  13. Mens Shoes Men in the Elizabethan era wore shoes much like the shoes men of today wear. Here are some examples… Turdor Side Laced Shoe Turdor One Bar Russet Shoes Pull on Knee Boot Slashed Cuffed Boots Turdor Side Laced Shoe Russet Shoes Turdor One Bar Slashed Cuffed Boots Pull On Knee Boot

  14. Elizabethan Hats The Muffin Cap Mens hats inluded… Foolscap(one of the most commonly known hats) The Toque The Muffin Cap Foolscap Toque

  15. Elizabethan Clothing Laws The laws of the land of… fashion. STAPLER

  16. Table of Contents • Royalty (Women) – colors and fabrics allowed to only the royal ladies. • Royalty (Men) – colors and fabrics allowed to only royal men. • Peasants (Women) – What the lower class was limited to. • Peasants (Men) – What the low end men had to wear.

  17. Women of Royal Status • The color purple and the material silk were allowed only to the Queen, her mother, and her daughters (princesses). • Duchesses were only allowed access to sable fur. • The wives of knights were given velvet and furs of wolf and leopard.

  18. Women of the Lower Classes • The average peasant woman was allowed to use wool, linen, and sheepskin to make her clothes. • They had access to only earthy colors such as brown, orange, yellow, and beige.
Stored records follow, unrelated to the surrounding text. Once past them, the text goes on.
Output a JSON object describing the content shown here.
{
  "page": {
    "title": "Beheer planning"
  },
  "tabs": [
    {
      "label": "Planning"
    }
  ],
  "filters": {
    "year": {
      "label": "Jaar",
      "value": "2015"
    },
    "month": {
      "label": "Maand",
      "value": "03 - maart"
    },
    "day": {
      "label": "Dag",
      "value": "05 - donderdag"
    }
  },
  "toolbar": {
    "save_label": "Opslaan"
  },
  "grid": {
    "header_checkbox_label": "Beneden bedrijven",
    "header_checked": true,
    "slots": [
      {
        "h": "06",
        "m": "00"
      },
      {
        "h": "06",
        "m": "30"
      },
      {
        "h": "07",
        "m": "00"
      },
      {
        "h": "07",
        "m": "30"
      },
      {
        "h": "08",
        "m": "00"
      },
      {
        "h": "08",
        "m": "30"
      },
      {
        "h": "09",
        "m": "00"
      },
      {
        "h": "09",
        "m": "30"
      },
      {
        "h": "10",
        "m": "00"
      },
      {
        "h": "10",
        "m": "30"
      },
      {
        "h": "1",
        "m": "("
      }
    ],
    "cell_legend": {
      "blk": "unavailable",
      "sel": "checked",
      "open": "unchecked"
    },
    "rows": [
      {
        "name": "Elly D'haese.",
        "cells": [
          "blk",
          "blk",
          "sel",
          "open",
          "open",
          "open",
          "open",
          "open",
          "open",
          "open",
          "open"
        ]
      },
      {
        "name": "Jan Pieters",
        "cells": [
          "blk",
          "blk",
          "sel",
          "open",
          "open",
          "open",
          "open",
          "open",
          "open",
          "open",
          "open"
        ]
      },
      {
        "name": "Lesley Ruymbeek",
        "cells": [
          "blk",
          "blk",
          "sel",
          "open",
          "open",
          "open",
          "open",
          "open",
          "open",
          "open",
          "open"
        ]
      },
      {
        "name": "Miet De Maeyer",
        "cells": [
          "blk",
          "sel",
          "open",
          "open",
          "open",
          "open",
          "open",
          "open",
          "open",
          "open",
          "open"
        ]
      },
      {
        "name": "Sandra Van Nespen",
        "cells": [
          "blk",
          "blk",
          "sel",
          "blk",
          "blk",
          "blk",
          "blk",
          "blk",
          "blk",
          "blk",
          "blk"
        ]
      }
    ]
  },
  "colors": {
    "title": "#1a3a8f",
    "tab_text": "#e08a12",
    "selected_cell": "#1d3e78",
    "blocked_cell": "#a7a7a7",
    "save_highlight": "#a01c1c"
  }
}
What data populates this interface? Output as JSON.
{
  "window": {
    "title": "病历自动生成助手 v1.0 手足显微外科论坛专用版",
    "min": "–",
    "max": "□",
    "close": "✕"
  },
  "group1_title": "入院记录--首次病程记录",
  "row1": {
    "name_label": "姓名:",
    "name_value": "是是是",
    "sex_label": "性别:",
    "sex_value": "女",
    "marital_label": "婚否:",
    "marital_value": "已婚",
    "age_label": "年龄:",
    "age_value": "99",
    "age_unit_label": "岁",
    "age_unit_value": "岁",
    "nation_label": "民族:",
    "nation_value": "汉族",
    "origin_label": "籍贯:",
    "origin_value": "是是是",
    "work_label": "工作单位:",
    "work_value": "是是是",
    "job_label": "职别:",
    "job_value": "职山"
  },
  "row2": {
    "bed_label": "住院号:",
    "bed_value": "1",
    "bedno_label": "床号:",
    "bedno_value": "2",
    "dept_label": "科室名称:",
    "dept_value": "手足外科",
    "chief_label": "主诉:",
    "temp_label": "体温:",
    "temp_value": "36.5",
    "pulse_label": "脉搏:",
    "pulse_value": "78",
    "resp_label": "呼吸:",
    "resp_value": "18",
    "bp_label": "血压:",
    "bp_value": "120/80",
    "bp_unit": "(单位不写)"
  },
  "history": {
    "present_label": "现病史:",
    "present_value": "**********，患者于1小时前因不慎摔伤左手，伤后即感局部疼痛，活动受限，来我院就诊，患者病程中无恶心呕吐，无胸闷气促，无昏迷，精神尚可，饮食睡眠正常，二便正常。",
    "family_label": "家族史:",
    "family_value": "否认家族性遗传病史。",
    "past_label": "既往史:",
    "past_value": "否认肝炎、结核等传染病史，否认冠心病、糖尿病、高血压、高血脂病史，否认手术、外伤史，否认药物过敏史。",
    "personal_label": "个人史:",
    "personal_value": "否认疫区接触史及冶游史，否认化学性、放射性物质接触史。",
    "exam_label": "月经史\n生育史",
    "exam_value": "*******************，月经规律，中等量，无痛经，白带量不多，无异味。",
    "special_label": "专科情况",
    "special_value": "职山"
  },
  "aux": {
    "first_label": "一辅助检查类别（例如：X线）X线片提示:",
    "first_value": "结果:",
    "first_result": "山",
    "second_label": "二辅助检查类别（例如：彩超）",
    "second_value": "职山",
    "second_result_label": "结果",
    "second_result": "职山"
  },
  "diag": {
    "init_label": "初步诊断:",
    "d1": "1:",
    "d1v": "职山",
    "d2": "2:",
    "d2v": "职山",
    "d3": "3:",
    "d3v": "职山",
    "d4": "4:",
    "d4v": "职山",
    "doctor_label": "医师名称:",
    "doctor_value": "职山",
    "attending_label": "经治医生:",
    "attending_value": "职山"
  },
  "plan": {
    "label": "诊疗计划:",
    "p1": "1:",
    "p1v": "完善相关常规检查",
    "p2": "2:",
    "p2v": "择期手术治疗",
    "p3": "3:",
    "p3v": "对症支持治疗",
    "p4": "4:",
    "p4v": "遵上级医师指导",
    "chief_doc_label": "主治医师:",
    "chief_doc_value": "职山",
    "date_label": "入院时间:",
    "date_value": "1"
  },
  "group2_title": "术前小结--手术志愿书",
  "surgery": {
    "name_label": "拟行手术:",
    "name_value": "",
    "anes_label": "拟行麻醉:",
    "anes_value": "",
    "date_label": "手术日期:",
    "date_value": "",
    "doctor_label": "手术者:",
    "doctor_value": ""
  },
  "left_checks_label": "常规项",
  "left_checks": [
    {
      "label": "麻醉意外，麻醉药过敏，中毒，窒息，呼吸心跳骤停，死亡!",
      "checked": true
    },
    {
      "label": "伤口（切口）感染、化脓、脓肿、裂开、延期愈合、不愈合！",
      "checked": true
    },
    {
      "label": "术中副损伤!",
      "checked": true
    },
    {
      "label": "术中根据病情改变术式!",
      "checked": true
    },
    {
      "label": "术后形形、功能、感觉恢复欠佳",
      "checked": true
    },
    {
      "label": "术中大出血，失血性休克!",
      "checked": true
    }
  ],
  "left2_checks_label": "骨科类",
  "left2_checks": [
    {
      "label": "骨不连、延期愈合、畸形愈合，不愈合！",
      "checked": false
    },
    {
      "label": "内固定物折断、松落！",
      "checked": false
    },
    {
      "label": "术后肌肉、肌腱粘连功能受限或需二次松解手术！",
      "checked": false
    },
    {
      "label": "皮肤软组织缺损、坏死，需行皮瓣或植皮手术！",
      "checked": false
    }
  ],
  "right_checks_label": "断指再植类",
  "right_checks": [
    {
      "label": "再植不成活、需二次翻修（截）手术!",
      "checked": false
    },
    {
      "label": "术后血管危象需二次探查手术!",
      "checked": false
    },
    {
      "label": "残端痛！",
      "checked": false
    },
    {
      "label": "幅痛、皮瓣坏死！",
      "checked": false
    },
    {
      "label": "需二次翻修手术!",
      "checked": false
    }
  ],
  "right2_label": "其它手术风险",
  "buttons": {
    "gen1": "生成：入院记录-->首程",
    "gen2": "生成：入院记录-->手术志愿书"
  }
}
  19. Men of the Royal Family • Kings, the king’s children, and any brothers he may have were allowed to wear anything that they wanted as long as it wasn’t associated with the peasants. • Dukes wore silk of bright flamboyant colors. • Knights were to wear velvet and were the only people allowed to wear their weapons at all times.

  20. Men of the Lower Class • Like the women of the lower class the men were only permitted to use of wool, linen, and sheepskin in their clothing. • Also like women they were forced to wear only earthy colors but with the exception of the colors grey and blue.

  21. Renaissance Social Classes -The Nobility -Only about 55 Noble Families in Elizabethan England. -The Gentry -Only about 5% of Elizabethan England were of the Gentry class which consisted of knights, squires, gentleman, and gentlewoman. -The Yeomanry -Between rich and poor, middle class people. -The Poor -Consisted not only of those in poverty, but also the sick, the disabled, the old and feeble, and soldiers unable to work because of their wounds. KYLE

  22. The Nobility The Nobility wore clothes made of velvet, silk, satin, furs, lace, cottons, and taffeta. These fabrics were imported from through out Europe and Asia. These materials usually came in a variety of different colors. The materials were colored using a variety of dyes from through out Europe and Asia that were very expensive.

  23. The Gentry The Gentry, like the nobility, wore clothes made of velvet, silk, satin, furs, lace, cottons, and taffeta. These fabrics were imported from through out Europe and Asia. Although these clothes were limited on colors. Since they were limited on colors they were not as expensive to own.

  24. The Yeomanry The Yeomanry, also known as the middle class, were restricted as of what fabrics could be worn. They were forced to wear clothing made out of wool, linen, and sheepskin. However, silk, taffeta, and velvet trimmings were allowed. They were also restricted as of what colors their clothes could be dyed.

  25. The Poor The Poor wore mainly clothes made out of wool, linen, and sheepskin. Most poor people in Elizabethan times only owned one outfit because clothes were very expensive. They only wore clothing that they could afford if they could afford any at all.